US President Woodrow Wilson believed that the Russians alone had to find their way. He told a British diplomat in Washington a week before the end of the war that: “I think we have to let them find their own way out, even if they have been struggling in anarchy for some time”. He continued: “This is how I see things: a lot of really impossible people are fighting with each other. Since you can’t reach an agreement with them, you lock them up in a room, close the door behind you and tell them that once they solve their problems, you will open the door and negotiate”, Wilson said.

The lack of information about the Bolsheviks led US President Woodrow Wilson to believe in the beginning that their goal was to limit the power of big business and government and to provide extended freedoms to individuals. Wilson warned his Peace Conference counterparts that: “If the Bolsheviks had come to their senses and agreed to a policy of harmonious rule of law, then their ideology would probably have spread throughout Europe, leading to the overthrow of the governments in power”. Wilson would say that the seeds need soil and in that respect the seeds of the Bolsheviks found fertile soil to be planted.

He believed that according to the principle of self-determination, the Russian people had to find a way to govern themselves. In accordance with the sixth point of the Fourteen Points, the US president argued that foreign armies should evacuate Russian territory [here Wilson was primarily concerned with the Japanese], so that the Russians could choose the form of government they needed. Only after deciding who would lead them [Wilson hoped the Russians would not elect the Bolsheviks], the United States would recognize the Russian-led government. Wilson liked to point out that the country had done the same in the Mexican Civil War.

Wilson and the idea of ​​a meeting between all the Russian factions

During the Peace Conference, Wilson also came up with the idea that all factions fighting in Russia should meet with the Allies on Prinkipo Island. The Bolsheviks would refuse to participate in this meeting. The Whites opposed such a meeting from the get go. Therefore, the meeting on Prinkipo Island did not take place.

When Churchill took over the Bolshevik matter, he spoke with the US president in Paris on February 14th. Churchill explained that the uncertain intentions of the Allies harmed both Western troops stationed in Russia and the Whites. In his opinion, the withdrawal would have spelled disaster. “Such a policy would mean total abandonment. There would be no more armed resistance against the Bolsheviks in Russia, and the country would have a violent and unhappy future”. Wilson remained reserved, acknowledging that Allied troops were not very useful in Russia, but that the situation was too confusing there for the Allies to intervene militarily.
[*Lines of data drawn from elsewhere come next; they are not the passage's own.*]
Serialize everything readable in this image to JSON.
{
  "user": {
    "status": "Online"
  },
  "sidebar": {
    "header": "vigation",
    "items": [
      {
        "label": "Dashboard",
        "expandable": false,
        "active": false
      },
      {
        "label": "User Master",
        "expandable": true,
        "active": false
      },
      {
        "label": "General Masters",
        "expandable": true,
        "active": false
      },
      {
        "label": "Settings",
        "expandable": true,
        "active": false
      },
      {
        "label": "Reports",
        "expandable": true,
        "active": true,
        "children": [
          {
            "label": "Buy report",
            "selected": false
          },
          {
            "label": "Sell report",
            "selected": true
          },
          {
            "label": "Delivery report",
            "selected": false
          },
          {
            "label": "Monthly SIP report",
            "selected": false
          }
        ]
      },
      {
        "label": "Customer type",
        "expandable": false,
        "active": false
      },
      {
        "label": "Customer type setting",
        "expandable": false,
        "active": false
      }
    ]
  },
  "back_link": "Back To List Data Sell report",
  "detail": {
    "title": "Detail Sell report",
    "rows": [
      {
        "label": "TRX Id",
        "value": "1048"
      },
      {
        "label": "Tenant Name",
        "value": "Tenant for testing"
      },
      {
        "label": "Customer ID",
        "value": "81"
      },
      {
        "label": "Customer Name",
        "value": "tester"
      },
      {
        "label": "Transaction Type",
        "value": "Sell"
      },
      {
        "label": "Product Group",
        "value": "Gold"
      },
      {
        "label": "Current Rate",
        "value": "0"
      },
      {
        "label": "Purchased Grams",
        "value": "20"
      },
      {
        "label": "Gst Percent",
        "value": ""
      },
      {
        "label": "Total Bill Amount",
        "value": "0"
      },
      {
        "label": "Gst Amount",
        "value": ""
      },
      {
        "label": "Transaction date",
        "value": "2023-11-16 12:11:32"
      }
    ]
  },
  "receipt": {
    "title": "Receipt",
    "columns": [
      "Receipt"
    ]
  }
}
Immediately after meeting Churchill, Wilson returned to the United States for a short time. Churchill’s idea of ​​a possible intervention in Russia seems to have given the US president something to think about. On his way to the United States, Wilson issued a warning to Allied leaders: “I am deeply surprised by Churchill’s suggestion regarding Russia. It would be fatal to let ourselves be involved even more in the Russian chaos”, he transmitted by telegraph. Failing to mediate a meeting between the different Russian factions, both Wilson and Lloyd George gave up on trying to negotiate with the Soviet government, although they continued to hope that the Bolsheviks would miraculously transform in good democrats, The two flirted for a short time with the idea of ​​sending aid to Russia, to calm the Bolsheviks, and with the passage of time and in light of this help, they hoped that the Russian people would abandon Bolshevik ideals. However, the Bolshevik leaders from the outset refused any help from the Allies.

The Allies, Kolchak’s offensive and the Bolsheviks

The success of Kolchak’s offensive against the Bolsheviks in early 1919 led the Allies to partially recognize Kolchak’s government on May 23, 1919. “The chosen moment came exactly one minute too late”, Churchill later wrote. The Bolsheviks had taken the initiative in fighting the Whites while the Peace Conference was almost concluded and the Germans were called to sign the Treaty of Versailles. There was no time to do anything about Russia at the Peace Conference. A short clause was drafted stating that any treaty concluded in the future between the Allies and Russia should be recognized internationally. Another clause gave Russia the opportunity to demand war reparations. The policy of Bolshevik isolation would continue.


Robert Gerwarth, Cei învinși. De ce nu s-a putut încheia Primul Război Mondial, 1917-1923 [The Vanquished: Why the First World War Failed to End, 1917–1923], Litera Publishing House, Bucharest, 2017.

Margaret MacMillan, Făuritorii păcii. Șase luni care au schimbat lumea [Peace makers. Six months that changed the world], Trei Publishing House, Bucharest, 2018.

Translated by Laurențiu Dumitru Dologa